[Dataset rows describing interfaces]

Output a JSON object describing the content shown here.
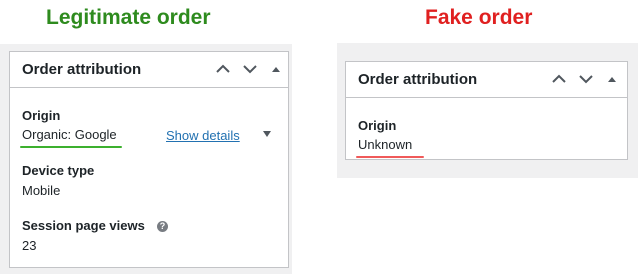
{
  "captions": {
    "legit": {
      "text": "Legitimate order",
      "color": "#2e8b1e"
    },
    "fake": {
      "text": "Fake order",
      "color": "#e02020"
    }
  },
  "legit_panel": {
    "title": "Order attribution",
    "origin_label": "Origin",
    "origin_value": "Organic: Google",
    "show_details": "Show details",
    "device_label": "Device type",
    "device_value": "Mobile",
    "session_label": "Session page views",
    "session_value": "23",
    "help_glyph": "?"
  },
  "fake_panel": {
    "title": "Order attribution",
    "origin_label": "Origin",
    "origin_value": "Unknown"
  },
  "colors": {
    "legit_underline": "#3cb02e",
    "fake_underline": "#f05a5a",
    "link": "#2271b1",
    "panel_border": "#c3c4c7"
  },
  "icons": [
    "chevron-up-icon",
    "chevron-down-icon",
    "toggle-panel-arrow-icon",
    "dropdown-caret-icon",
    "help-icon"
  ]
}
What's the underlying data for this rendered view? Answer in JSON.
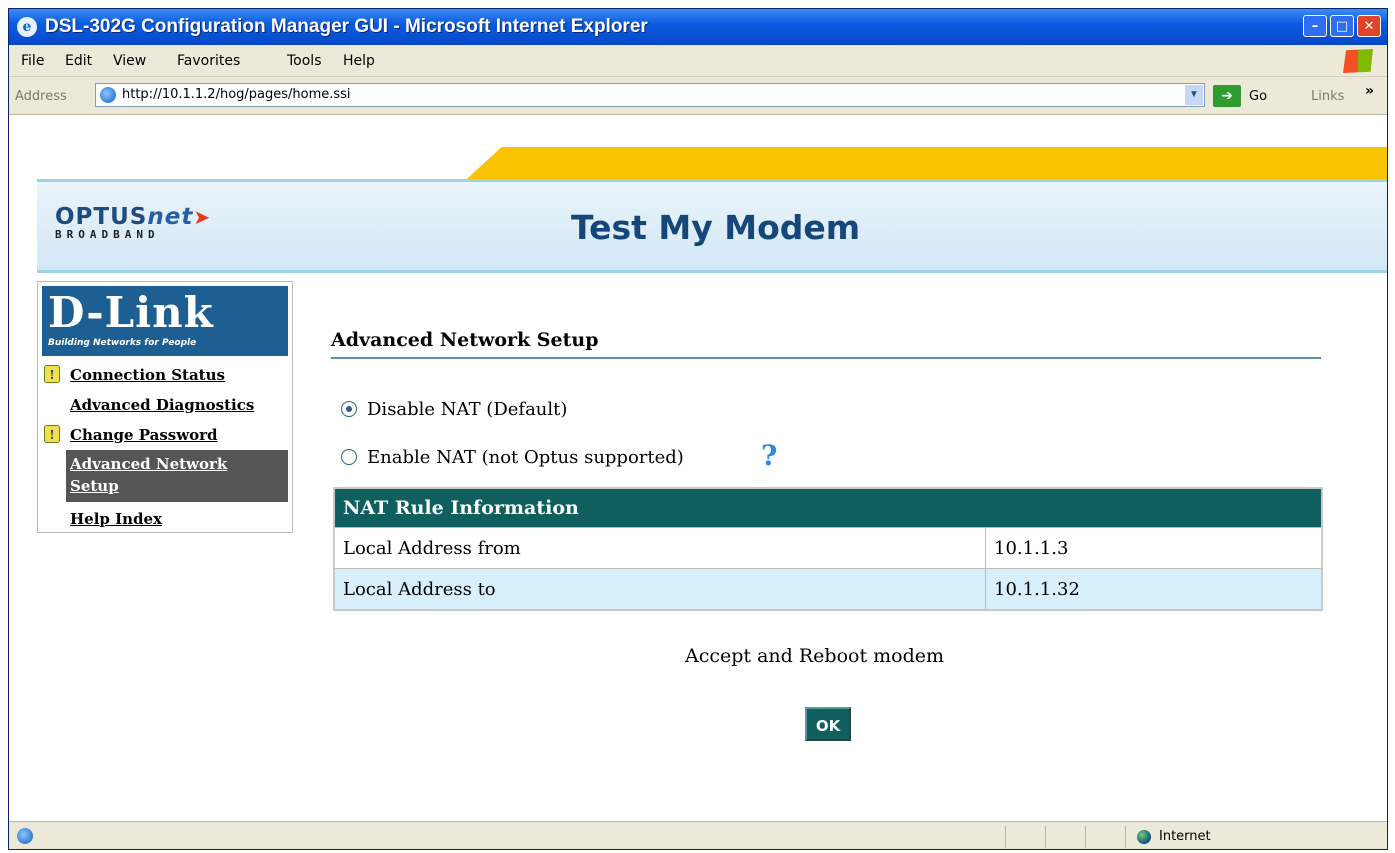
{
  "window": {
    "title": "DSL-302G Configuration Manager GUI - Microsoft Internet Explorer",
    "buttons": {
      "minimize": "–",
      "maximize": "□",
      "close": "✕"
    }
  },
  "menu": [
    "File",
    "Edit",
    "View",
    "Favorites",
    "Tools",
    "Help"
  ],
  "address_bar": {
    "label": "Address",
    "url": "http://10.1.1.2/hog/pages/home.ssi",
    "go_label": "Go",
    "links_label": "Links"
  },
  "banner": {
    "brand_main": "OPTUS",
    "brand_net": "net",
    "brand_sub": "BROADBAND",
    "title": "Test My Modem"
  },
  "sidebar": {
    "logo_name": "D-Link",
    "logo_tagline": "Building Networks for People",
    "items": [
      {
        "label": "Connection Status",
        "warn": true,
        "active": false
      },
      {
        "label": "Advanced Diagnostics",
        "warn": false,
        "active": false
      },
      {
        "label": "Change Password",
        "warn": true,
        "active": false
      },
      {
        "label": "Advanced Network Setup",
        "warn": false,
        "active": true
      },
      {
        "label": "Help Index",
        "warn": false,
        "active": false
      }
    ]
  },
  "main": {
    "heading": "Advanced Network Setup",
    "options": [
      {
        "label": "Disable NAT (Default)",
        "checked": true
      },
      {
        "label": "Enable NAT (not Optus supported)",
        "checked": false
      }
    ],
    "table": {
      "header": "NAT Rule Information",
      "rows": [
        {
          "label": "Local Address from",
          "value": "10.1.1.3"
        },
        {
          "label": "Local Address to",
          "value": "10.1.1.32"
        }
      ]
    },
    "accept_text": "Accept and Reboot modem",
    "ok_label": "OK"
  },
  "statusbar": {
    "zone": "Internet"
  },
  "colors": {
    "titlebar": "#0b5ce0",
    "accent_yellow": "#f9c300",
    "table_header": "#0f5f5f",
    "table_alt_row": "#d8f0fc",
    "dlink_blue": "#1e5f93"
  }
}
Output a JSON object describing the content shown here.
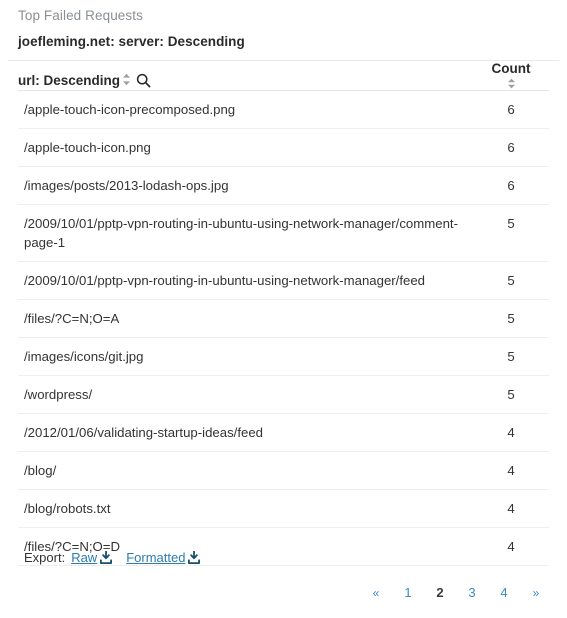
{
  "panel": {
    "title": "Top Failed Requests",
    "subtitle": "joefleming.net: server: Descending"
  },
  "table": {
    "columns": [
      {
        "key": "url",
        "label": "url: Descending",
        "sortable": true,
        "searchable": true,
        "sort_icon": "sort-updown-icon",
        "search_icon": "search-icon"
      },
      {
        "key": "count",
        "label": "Count",
        "sortable": true,
        "sort_icon": "sort-updown-icon"
      }
    ],
    "rows": [
      {
        "url": "/apple-touch-icon-precomposed.png",
        "count": "6"
      },
      {
        "url": "/apple-touch-icon.png",
        "count": "6"
      },
      {
        "url": "/images/posts/2013-lodash-ops.jpg",
        "count": "6"
      },
      {
        "url": "/2009/10/01/pptp-vpn-routing-in-ubuntu-using-network-manager/comment-page-1",
        "count": "5"
      },
      {
        "url": "/2009/10/01/pptp-vpn-routing-in-ubuntu-using-network-manager/feed",
        "count": "5"
      },
      {
        "url": "/files/?C=N;O=A",
        "count": "5"
      },
      {
        "url": "/images/icons/git.jpg",
        "count": "5"
      },
      {
        "url": "/wordpress/",
        "count": "5"
      },
      {
        "url": "/2012/01/06/validating-startup-ideas/feed",
        "count": "4"
      },
      {
        "url": "/blog/",
        "count": "4"
      },
      {
        "url": "/blog/robots.txt",
        "count": "4"
      },
      {
        "url": "/files/?C=N;O=D",
        "count": "4"
      }
    ]
  },
  "export": {
    "label": "Export:",
    "raw_label": "Raw",
    "formatted_label": "Formatted",
    "icon": "download-icon"
  },
  "pagination": {
    "prev_label": "«",
    "next_label": "»",
    "pages": [
      "1",
      "2",
      "3",
      "4"
    ],
    "active_page": "2"
  },
  "colors": {
    "link": "#2c7cb0",
    "pager_link": "#3a8bc4",
    "title": "#8a8f94",
    "text": "#333333",
    "rule": "#e6eaec",
    "row_rule": "#eceeef"
  }
}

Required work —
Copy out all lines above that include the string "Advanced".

Result for this task —
        "label": "Advanced Diagnostics",
        "label": "Advanced Network Setup",
    "heading": "Advanced Network Setup",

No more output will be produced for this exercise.